**Problem to solve**
Restate each entry below without changing a word.

(Data section)

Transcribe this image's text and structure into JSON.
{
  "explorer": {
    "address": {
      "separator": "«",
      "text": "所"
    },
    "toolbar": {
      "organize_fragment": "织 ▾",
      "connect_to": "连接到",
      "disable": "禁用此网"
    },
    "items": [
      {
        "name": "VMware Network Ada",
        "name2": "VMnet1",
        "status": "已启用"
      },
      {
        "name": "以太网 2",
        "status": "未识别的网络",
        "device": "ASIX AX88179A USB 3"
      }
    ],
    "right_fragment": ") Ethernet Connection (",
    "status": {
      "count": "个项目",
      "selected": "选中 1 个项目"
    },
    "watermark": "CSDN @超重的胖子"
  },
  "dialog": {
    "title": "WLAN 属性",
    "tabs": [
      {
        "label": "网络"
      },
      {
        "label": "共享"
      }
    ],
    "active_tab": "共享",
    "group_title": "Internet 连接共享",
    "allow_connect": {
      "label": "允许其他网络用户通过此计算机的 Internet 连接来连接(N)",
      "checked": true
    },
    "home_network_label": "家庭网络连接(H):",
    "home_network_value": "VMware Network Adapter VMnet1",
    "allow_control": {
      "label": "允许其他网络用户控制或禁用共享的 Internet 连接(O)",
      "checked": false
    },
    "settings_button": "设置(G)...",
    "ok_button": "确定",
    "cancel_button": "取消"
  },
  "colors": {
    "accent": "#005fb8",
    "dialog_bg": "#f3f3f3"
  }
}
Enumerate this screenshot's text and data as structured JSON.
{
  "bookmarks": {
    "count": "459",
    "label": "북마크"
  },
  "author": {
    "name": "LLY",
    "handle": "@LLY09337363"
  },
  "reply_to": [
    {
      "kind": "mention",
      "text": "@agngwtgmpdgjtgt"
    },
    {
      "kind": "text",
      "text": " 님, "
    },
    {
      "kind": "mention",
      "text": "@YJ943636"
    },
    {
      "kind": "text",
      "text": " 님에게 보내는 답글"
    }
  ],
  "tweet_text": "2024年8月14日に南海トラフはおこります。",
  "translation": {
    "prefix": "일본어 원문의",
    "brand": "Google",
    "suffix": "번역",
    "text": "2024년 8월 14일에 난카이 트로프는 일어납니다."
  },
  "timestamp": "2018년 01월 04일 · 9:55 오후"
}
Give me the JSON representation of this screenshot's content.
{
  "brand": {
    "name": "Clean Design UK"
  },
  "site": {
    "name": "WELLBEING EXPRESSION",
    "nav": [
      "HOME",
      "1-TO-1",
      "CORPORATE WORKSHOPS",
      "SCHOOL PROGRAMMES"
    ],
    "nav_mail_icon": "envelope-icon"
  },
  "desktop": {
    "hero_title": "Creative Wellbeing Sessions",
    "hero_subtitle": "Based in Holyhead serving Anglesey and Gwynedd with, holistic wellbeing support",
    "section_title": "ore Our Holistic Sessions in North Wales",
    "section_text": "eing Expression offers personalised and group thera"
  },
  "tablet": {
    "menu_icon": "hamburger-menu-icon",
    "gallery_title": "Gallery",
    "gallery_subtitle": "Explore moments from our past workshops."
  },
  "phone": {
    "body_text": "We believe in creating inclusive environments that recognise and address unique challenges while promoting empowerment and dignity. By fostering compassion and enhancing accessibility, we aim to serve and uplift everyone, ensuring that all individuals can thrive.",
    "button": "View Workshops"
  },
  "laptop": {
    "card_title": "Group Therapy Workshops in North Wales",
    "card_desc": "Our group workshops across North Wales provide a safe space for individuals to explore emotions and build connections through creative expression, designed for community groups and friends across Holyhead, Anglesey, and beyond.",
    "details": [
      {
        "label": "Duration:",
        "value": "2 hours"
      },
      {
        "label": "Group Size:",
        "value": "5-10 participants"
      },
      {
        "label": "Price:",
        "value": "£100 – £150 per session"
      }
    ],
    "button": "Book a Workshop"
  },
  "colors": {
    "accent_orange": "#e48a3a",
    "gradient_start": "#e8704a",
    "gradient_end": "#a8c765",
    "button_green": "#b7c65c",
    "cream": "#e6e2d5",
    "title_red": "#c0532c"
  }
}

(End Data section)

**Completed exercise**
Transcribe this image's text and structure into JSON.
{
  "explorer": {
    "address": {
      "separator": "«",
      "text": "所"
    },
    "toolbar": {
      "organize_fragment": "织 ▾",
      "connect_to": "连接到",
      "disable": "禁用此网"
    },
    "items": [
      {
        "name": "VMware Network Ada",
        "name2": "VMnet1",
        "status": "已启用"
      },
      {
        "name": "以太网 2",
        "status": "未识别的网络",
        "device": "ASIX AX88179A USB 3"
      }
    ],
    "right_fragment": ") Ethernet Connection (",
    "status": {
      "count": "个项目",
      "selected": "选中 1 个项目"
    },
    "watermark": "CSDN @超重的胖子"
  },
  "dialog": {
    "title": "WLAN 属性",
    "tabs": [
      {
        "label": "网络"
      },
      {
        "label": "共享"
      }
    ],
    "active_tab": "共享",
    "group_title": "Internet 连接共享",
    "allow_connect": {
      "label": "允许其他网络用户通过此计算机的 Internet 连接来连接(N)",
      "checked": true
    },
    "home_network_label": "家庭网络连接(H):",
    "home_network_value": "VMware Network Adapter VMnet1",
    "allow_control": {
      "label": "允许其他网络用户控制或禁用共享的 Internet 连接(O)",
      "checked": false
    },
    "settings_button": "设置(G)...",
    "ok_button": "确定",
    "cancel_button": "取消"
  },
  "colors": {
    "accent": "#005fb8",
    "dialog_bg": "#f3f3f3"
  }
}
Enumerate this screenshot's text and data as structured JSON.
{
  "bookmarks": {
    "count": "459",
    "label": "북마크"
  },
  "author": {
    "name": "LLY",
    "handle": "@LLY09337363"
  },
  "reply_to": [
    {
      "kind": "mention",
      "text": "@agngwtgmpdgjtgt"
    },
    {
      "kind": "text",
      "text": " 님, "
    },
    {
      "kind": "mention",
      "text": "@YJ943636"
    },
    {
      "kind": "text",
      "text": " 님에게 보내는 답글"
    }
  ],
  "tweet_text": "2024年8月14日に南海トラフはおこります。",
  "translation": {
    "prefix": "일본어 원문의",
    "brand": "Google",
    "suffix": "번역",
    "text": "2024년 8월 14일에 난카이 트로프는 일어납니다."
  },
  "timestamp": "2018년 01월 04일 · 9:55 오후"
}
Give me the JSON representation of this screenshot's content.
{
  "brand": {
    "name": "Clean Design UK"
  },
  "site": {
    "name": "WELLBEING EXPRESSION",
    "nav": [
      "HOME",
      "1-TO-1",
      "CORPORATE WORKSHOPS",
      "SCHOOL PROGRAMMES"
    ],
    "nav_mail_icon": "envelope-icon"
  },
  "desktop": {
    "hero_title": "Creative Wellbeing Sessions",
    "hero_subtitle": "Based in Holyhead serving Anglesey and Gwynedd with, holistic wellbeing support",
    "section_title": "ore Our Holistic Sessions in North Wales",
    "section_text": "eing Expression offers personalised and group thera"
  },
  "tablet": {
    "menu_icon": "hamburger-menu-icon",
    "gallery_title": "Gallery",
    "gallery_subtitle": "Explore moments from our past workshops."
  },
  "phone": {
    "body_text": "We believe in creating inclusive environments that recognise and address unique challenges while promoting empowerment and dignity. By fostering compassion and enhancing accessibility, we aim to serve and uplift everyone, ensuring that all individuals can thrive.",
    "button": "View Workshops"
  },
  "laptop": {
    "card_title": "Group Therapy Workshops in North Wales",
    "card_desc": "Our group workshops across North Wales provide a safe space for individuals to explore emotions and build connections through creative expression, designed for community groups and friends across Holyhead, Anglesey, and beyond.",
    "details": [
      {
        "label": "Duration:",
        "value": "2 hours"
      },
      {
        "label": "Group Size:",
        "value": "5-10 participants"
      },
      {
        "label": "Price:",
        "value": "£100 – £150 per session"
      }
    ],
    "button": "Book a Workshop"
  },
  "colors": {
    "accent_orange": "#e48a3a",
    "gradient_start": "#e8704a",
    "gradient_end": "#a8c765",
    "button_green": "#b7c65c",
    "cream": "#e6e2d5",
    "title_red": "#c0532c"
  }
}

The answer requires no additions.